New display recognises the 30th anniversary of the 1988 Salamanca protests

Lee-Gwen Booth being led away by police (detail). Image courtesy of the Mercury and Roger Lovell

A new display recognising 30 years of the campaign for LGBTI equality since the 1988 Salamanca protests opens at the Tasmanian Museum and Art Gallery (TMAG) today.

“We’re not going to the mainland” opens as part of The Power of Change gallery at TMAG. The display includes historic photographs, objects, documents, and audio-visual components that detail key events and milestones, starting with the 1988 Salamanca protests and leading to the 2017 postal survey that resulted in the legalisation of marriage in Australia for same-sex couples.  

The display particularly focuses on the 1988 arrests of gay-rights supporters who were protesting the Hobart City Council’s banning of the Tasmanian Gay and Lesbian Rights Group’s Salamanca Market stall.

Protests and rallies went on for weeks following the ban, and resulted in the arrests of 130 men and women. The movement grew into Australia’s largest civil disobedience action for gay law reform and began a nine-year campaign to repeal Tasmania’s anti-gay laws.

The title “We’re not going to the mainland” refers to a protest banner in the display and was a slogan that was picked up by the community.

Marking the 30th anniversary of the protests, the display provides an important insight into the impact the arrests had on LGBTI law reform in the state, and subsequently nation-wide.

In putting together the display, TMAG’s curators actively sought material for the Collection that represented this event including recording six oral histories with participants of the Salamanca protests.

TMAG’s Senior Curator, Cultural Heritage Elspeth Wishart notes, “It has provided TMAG with an important opportunity to develop relationships with the community and collect significant material.”

“Reaching out to the community to document contemporary stories and issues relevant to Tasmanians is an identified strategic focus for the museum. We will continue to collect material to ensure we cover all aspects of contemporary social issues”, she said.

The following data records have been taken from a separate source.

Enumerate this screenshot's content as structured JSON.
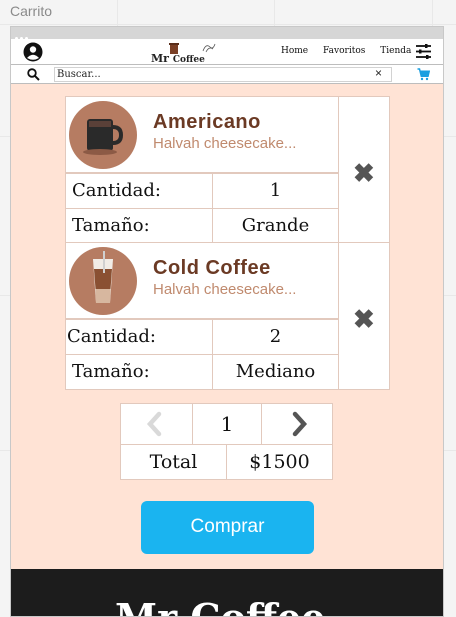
{
  "screen": {
    "title": "Carrito"
  },
  "header": {
    "logo_text": "Mr",
    "logo_text_2": "Coffee",
    "nav": [
      "Home",
      "Favoritos",
      "Tienda"
    ]
  },
  "search": {
    "value": "Buscar...",
    "clear_symbol": "×"
  },
  "cart": {
    "items": [
      {
        "name": "Americano",
        "description": "Halvah cheesecake...",
        "quantity_label": "Cantidad:",
        "quantity": "1",
        "size_label": "Tamaño:",
        "size": "Grande",
        "thumb_icon": "hot-coffee-cup",
        "remove_symbol": "✖"
      },
      {
        "name": "Cold Coffee",
        "description": "Halvah cheesecake...",
        "quantity_label": "Cantidad:",
        "quantity": "2",
        "size_label": "Tamaño:",
        "size": "Mediano",
        "thumb_icon": "iced-coffee-glass",
        "remove_symbol": "✖"
      }
    ]
  },
  "pager": {
    "current_page": "1"
  },
  "totals": {
    "label": "Total",
    "value": "$1500"
  },
  "actions": {
    "buy_label": "Comprar"
  },
  "footer": {
    "brand": "Mr Coffee"
  },
  "colors": {
    "background": "#ffe3d5",
    "item_title": "#6b3a24",
    "item_description": "#c08a6e",
    "accent": "#1ab4f0",
    "footer": "#1c1c1c"
  }
}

It is also the first time that TMAG has displayed the Salamanca protests photographs since they were added to the Collection. The photographs have come from the Mercury newspaper, who reported on the protests and arrests at the time, and many of the objects and documents have been presented to the museum by people involved in the events.

“We are delighted to have the opportunity to display this material which provides the chance for our visitors to engage with this important Tasmanian story”, Ms Wishart said.

Mr Richard Hale, a founding member of the Tasmanian Gay and Lesbian Rights Group’s Salamanca Market stall and a Program Delivery Officer at TMAG says, “TMAG seeks to be a welcoming destination for our diverse range of visitors and so I am proud that we are able to share this positive story about the campaign for LGBTI equality and human rights in Tasmania”.

“We’re not going to the mainland” is on display within The Power of Change gallery from Friday, 19 October 2018 until 2020.

Image: Gay law reform supporter, Lee-Gwen Booth, being arrested at Salamanca Market, 1988 (detail). Roger Lovell and The Mercury, 1988